(DATA LISTING)

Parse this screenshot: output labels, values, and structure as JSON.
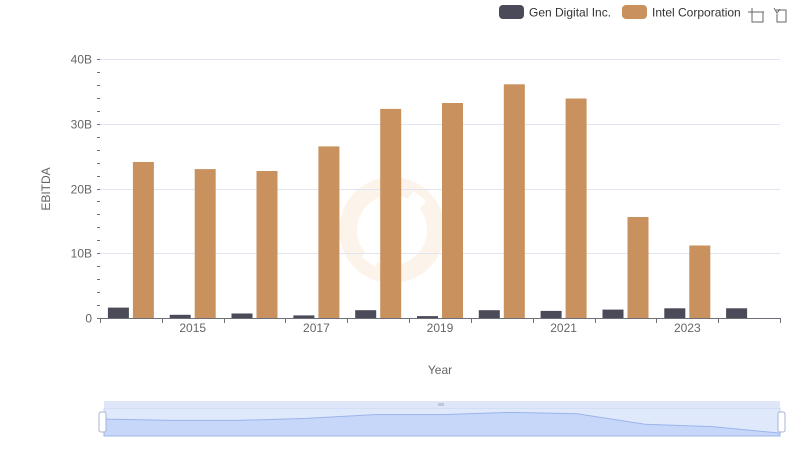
{
  "chart_data": {
    "type": "bar",
    "x": [
      2014,
      2015,
      2016,
      2017,
      2018,
      2019,
      2020,
      2021,
      2022,
      2023,
      2024
    ],
    "x_tick_labels": [
      "2015",
      "2017",
      "2019",
      "2021",
      "2023"
    ],
    "series": [
      {
        "name": "Gen Digital Inc.",
        "color": "#4a4a58",
        "values": [
          1.6,
          0.5,
          0.7,
          0.4,
          1.2,
          0.3,
          1.2,
          1.1,
          1.3,
          1.5,
          1.5
        ]
      },
      {
        "name": "Intel Corporation",
        "color": "#c9915e",
        "values": [
          24.1,
          23.0,
          22.7,
          26.5,
          32.3,
          33.2,
          36.1,
          33.9,
          15.6,
          11.2,
          null
        ]
      }
    ],
    "ylim": [
      0,
      40
    ],
    "y_ticks": [
      0,
      10,
      20,
      30,
      40
    ],
    "y_tick_labels": [
      "0",
      "10B",
      "20B",
      "30B",
      "40B"
    ],
    "xlabel": "Year",
    "ylabel": "EBITDA",
    "grid": true,
    "legend_position": "top-right",
    "zoom_slider": true
  },
  "toolbox": {
    "zoom_icon": "zoom-select-icon",
    "restore_icon": "restore-icon"
  }
}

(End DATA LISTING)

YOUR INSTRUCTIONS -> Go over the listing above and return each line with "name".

THE COMPLETED TASK ->
        "name": "Gen Digital Inc.",
        "name": "Intel Corporation",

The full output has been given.